Computational Imaging and Automated Identification for Aqueous Environments

Nicholas Loomis, Ph.D., 2011
Cabell Davis, Advisor

Sampling the vast volumes of the ocean requires tools capable of observing from a distance while retaining detail necessary for biology and ecology, ideal for optical methods. Algorithms that work with existing SeaBED AUV imagery are developed, including habitat classi…cation with bag-of-words models and multi-stage boosting for rock…sh detection. Methods for extracting images of …fish from videos of longline operations are demonstrated.

A prototype digital holographic imaging device is designed and tested for quantitative in situ microscale imaging. Theory to support the device is developed, including particle noise and the e¤ects of motion. A Wigner-domain model provides optimal settings and optical limits for spherical and planar holographic references.

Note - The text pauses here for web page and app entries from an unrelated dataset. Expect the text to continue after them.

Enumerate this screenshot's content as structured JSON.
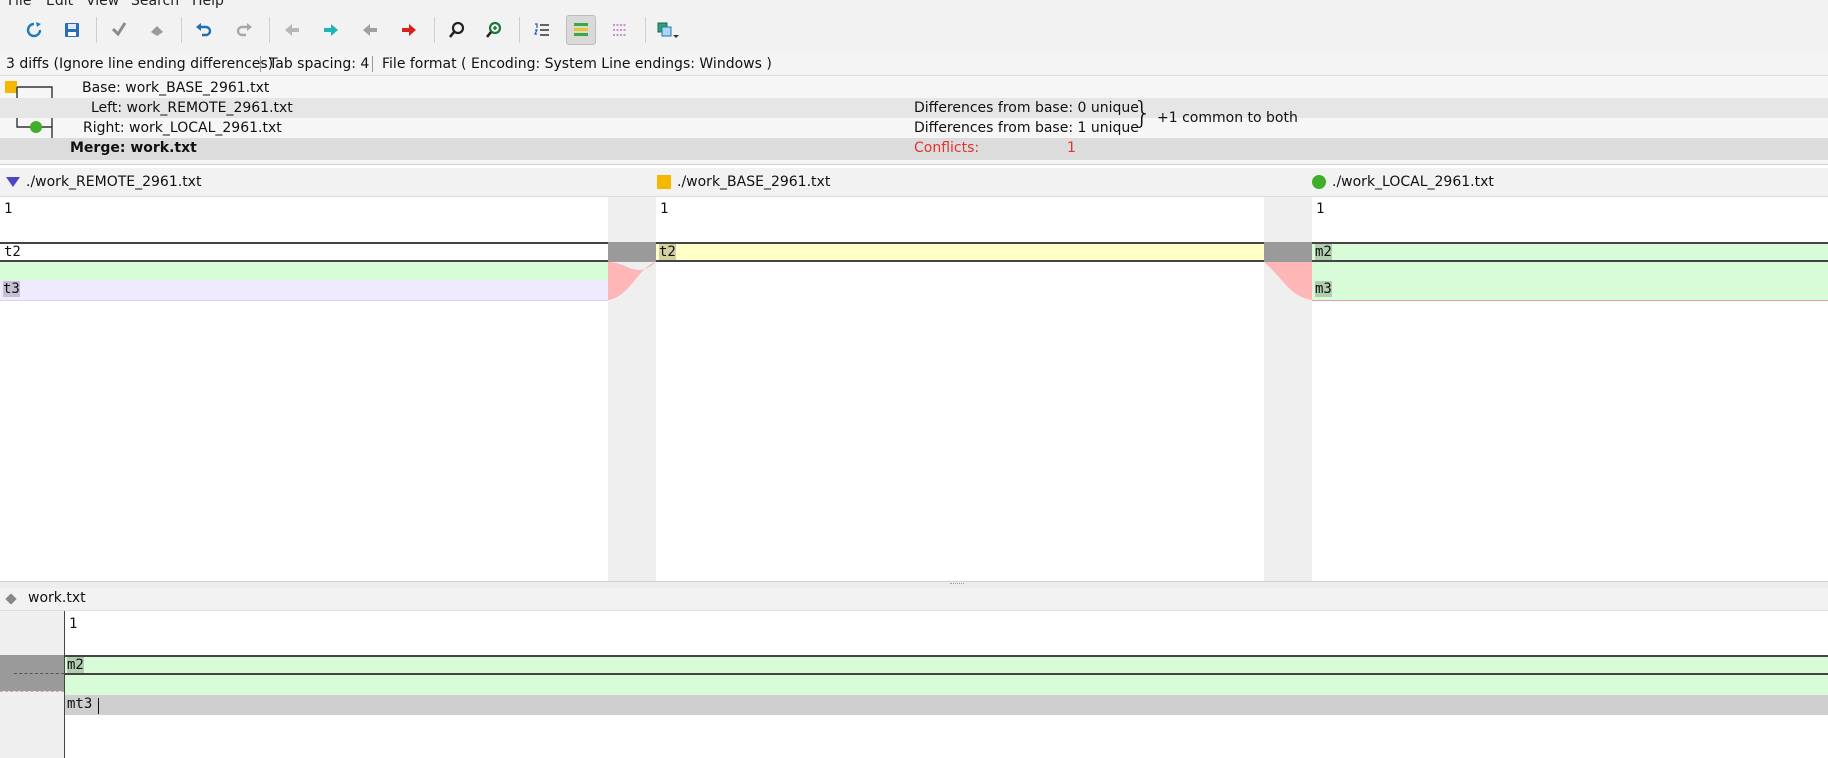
{
  "menu": [
    "File",
    "Edit",
    "View",
    "Search",
    "Help"
  ],
  "toolbar_icons": [
    "refresh-icon",
    "save-icon",
    "mark-icon",
    "unmark-icon",
    "undo-icon",
    "redo-icon",
    "first-diff-icon",
    "next-diff-icon",
    "prev-diff-icon",
    "last-diff-icon",
    "find-icon",
    "find-next-icon",
    "line-numbers-icon",
    "show-diffs-icon",
    "whitespace-icon",
    "view-mode-icon"
  ],
  "status": {
    "diffs": "3 diffs (Ignore line ending differences)",
    "tab": "Tab spacing: 4",
    "format": "File format ( Encoding: System  Line endings: Windows )"
  },
  "info": {
    "base": "Base: work_BASE_2961.txt",
    "left": "Left: work_REMOTE_2961.txt",
    "right": "Right: work_LOCAL_2961.txt",
    "merge": "Merge: work.txt",
    "left_diffs": "Differences from base: 0 unique",
    "right_diffs": "Differences from base: 1 unique",
    "common": "+1 common to both",
    "conflicts_label": "Conflicts:",
    "conflicts_value": "1"
  },
  "panes": {
    "left": {
      "path": "./work_REMOTE_2961.txt",
      "lines": [
        "1",
        "t2",
        "",
        "t3"
      ]
    },
    "base": {
      "path": "./work_BASE_2961.txt",
      "lines": [
        "1",
        "t2"
      ]
    },
    "right": {
      "path": "./work_LOCAL_2961.txt",
      "lines": [
        "1",
        "m2",
        "",
        "m3"
      ]
    }
  },
  "merge": {
    "title": "work.txt",
    "lines": [
      "1",
      "m2",
      "",
      "mt3"
    ]
  },
  "colors": {
    "conflict_yellow": "#ffffc8",
    "diff_green": "#d8fcd8",
    "diff_purple": "#f0eaff",
    "deleted_red": "#ffb6b6",
    "remote_marker": "#4b47c8",
    "base_marker": "#f5b800",
    "local_marker": "#3fae2a"
  }
}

Algorithms to extract the information from real-world digital holograms are created. Focus metrics are discussed, including a novel focus detector using local Zernike moments. Two methods for estimating lateral positions of objects in holograms without reconstruction are presented by extending a summation kernel to spherical references and using a local frequency signature from a Riesz transform. A new metric for quickly estimating object depths without reconstruction is proposed and tested. An example application, quantifying oil droplet size distributions in an underwater plume, demonstrates the e¢ cacy of the prototype and algorithms.